■ **What this task involves**
Write the records out once more, exactly as they appear below.

------------------------------------------------

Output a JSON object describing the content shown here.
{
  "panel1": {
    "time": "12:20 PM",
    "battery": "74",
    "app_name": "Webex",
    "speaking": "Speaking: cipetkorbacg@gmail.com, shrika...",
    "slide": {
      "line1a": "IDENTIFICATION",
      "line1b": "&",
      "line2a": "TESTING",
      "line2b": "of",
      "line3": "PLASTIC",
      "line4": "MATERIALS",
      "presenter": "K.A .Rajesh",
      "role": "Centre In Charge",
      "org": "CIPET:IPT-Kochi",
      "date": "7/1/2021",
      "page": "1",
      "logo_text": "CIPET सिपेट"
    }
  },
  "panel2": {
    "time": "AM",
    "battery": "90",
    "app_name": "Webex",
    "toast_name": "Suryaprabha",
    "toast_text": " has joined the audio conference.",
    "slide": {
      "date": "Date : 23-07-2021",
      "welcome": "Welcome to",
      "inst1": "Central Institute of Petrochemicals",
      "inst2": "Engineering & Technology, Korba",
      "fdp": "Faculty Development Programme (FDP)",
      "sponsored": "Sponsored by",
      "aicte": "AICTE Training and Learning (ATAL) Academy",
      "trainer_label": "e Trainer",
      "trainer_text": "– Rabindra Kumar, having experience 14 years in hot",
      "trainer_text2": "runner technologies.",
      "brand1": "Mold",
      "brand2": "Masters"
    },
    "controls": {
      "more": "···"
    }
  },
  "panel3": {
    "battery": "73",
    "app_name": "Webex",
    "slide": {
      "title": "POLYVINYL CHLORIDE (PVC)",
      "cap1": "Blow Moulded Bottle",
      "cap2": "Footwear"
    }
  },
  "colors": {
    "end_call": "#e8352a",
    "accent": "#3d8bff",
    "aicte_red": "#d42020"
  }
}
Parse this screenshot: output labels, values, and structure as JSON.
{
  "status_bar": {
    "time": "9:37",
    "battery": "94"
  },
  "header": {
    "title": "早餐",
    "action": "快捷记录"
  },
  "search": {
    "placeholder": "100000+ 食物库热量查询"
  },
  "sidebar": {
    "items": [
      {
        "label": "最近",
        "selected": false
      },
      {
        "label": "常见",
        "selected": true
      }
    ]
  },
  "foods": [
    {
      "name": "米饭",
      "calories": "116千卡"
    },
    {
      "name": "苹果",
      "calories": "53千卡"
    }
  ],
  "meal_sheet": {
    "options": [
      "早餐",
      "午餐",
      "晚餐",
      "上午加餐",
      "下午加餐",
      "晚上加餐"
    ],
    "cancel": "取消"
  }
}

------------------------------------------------

■ **Answer box**
Output a JSON object describing the content shown here.
{
  "panel1": {
    "time": "12:20 PM",
    "battery": "74",
    "app_name": "Webex",
    "speaking": "Speaking: cipetkorbacg@gmail.com, shrika...",
    "slide": {
      "line1a": "IDENTIFICATION",
      "line1b": "&",
      "line2a": "TESTING",
      "line2b": "of",
      "line3": "PLASTIC",
      "line4": "MATERIALS",
      "presenter": "K.A .Rajesh",
      "role": "Centre In Charge",
      "org": "CIPET:IPT-Kochi",
      "date": "7/1/2021",
      "page": "1",
      "logo_text": "CIPET सिपेट"
    }
  },
  "panel2": {
    "time": "AM",
    "battery": "90",
    "app_name": "Webex",
    "toast_name": "Suryaprabha",
    "toast_text": " has joined the audio conference.",
    "slide": {
      "date": "Date : 23-07-2021",
      "welcome": "Welcome to",
      "inst1": "Central Institute of Petrochemicals",
      "inst2": "Engineering & Technology, Korba",
      "fdp": "Faculty Development Programme (FDP)",
      "sponsored": "Sponsored by",
      "aicte": "AICTE Training and Learning (ATAL) Academy",
      "trainer_label": "e Trainer",
      "trainer_text": "– Rabindra Kumar, having experience 14 years in hot",
      "trainer_text2": "runner technologies.",
      "brand1": "Mold",
      "brand2": "Masters"
    },
    "controls": {
      "more": "···"
    }
  },
  "panel3": {
    "battery": "73",
    "app_name": "Webex",
    "slide": {
      "title": "POLYVINYL CHLORIDE (PVC)",
      "cap1": "Blow Moulded Bottle",
      "cap2": "Footwear"
    }
  },
  "colors": {
    "end_call": "#e8352a",
    "accent": "#3d8bff",
    "aicte_red": "#d42020"
  }
}
Parse this screenshot: output labels, values, and structure as JSON.
{
  "status_bar": {
    "time": "9:37",
    "battery": "94"
  },
  "header": {
    "title": "早餐",
    "action": "快捷记录"
  },
  "search": {
    "placeholder": "100000+ 食物库热量查询"
  },
  "sidebar": {
    "items": [
      {
        "label": "最近",
        "selected": false
      },
      {
        "label": "常见",
        "selected": true
      }
    ]
  },
  "foods": [
    {
      "name": "米饭",
      "calories": "116千卡"
    },
    {
      "name": "苹果",
      "calories": "53千卡"
    }
  ],
  "meal_sheet": {
    "options": [
      "早餐",
      "午餐",
      "晚餐",
      "上午加餐",
      "下午加餐",
      "晚上加餐"
    ],
    "cancel": "取消"
  }
}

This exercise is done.